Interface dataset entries
###
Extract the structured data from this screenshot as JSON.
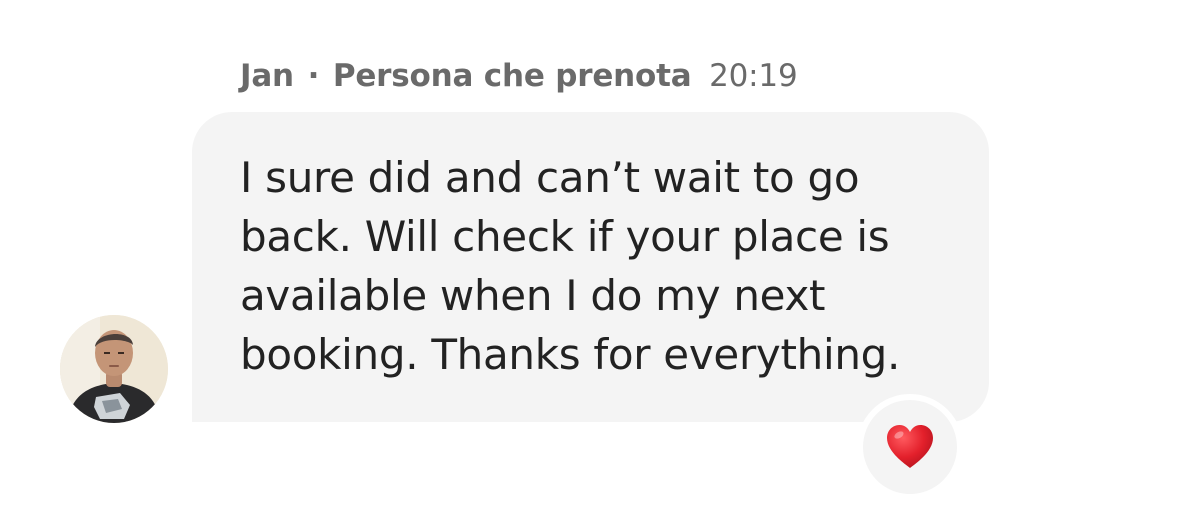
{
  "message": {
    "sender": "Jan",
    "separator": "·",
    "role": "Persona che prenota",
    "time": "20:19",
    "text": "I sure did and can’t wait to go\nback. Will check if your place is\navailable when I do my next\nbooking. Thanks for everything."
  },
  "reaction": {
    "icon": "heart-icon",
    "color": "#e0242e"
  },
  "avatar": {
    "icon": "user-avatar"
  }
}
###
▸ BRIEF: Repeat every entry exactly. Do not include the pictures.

▸ EXERCISE OUTPUT:
Extract the structured data from this screenshot as JSON.
{
  "message": {
    "sender": "Jan",
    "separator": "·",
    "role": "Persona che prenota",
    "time": "20:19",
    "text": "I sure did and can’t wait to go\nback. Will check if your place is\navailable when I do my next\nbooking. Thanks for everything."
  },
  "reaction": {
    "icon": "heart-icon",
    "color": "#e0242e"
  },
  "avatar": {
    "icon": "user-avatar"
  }
}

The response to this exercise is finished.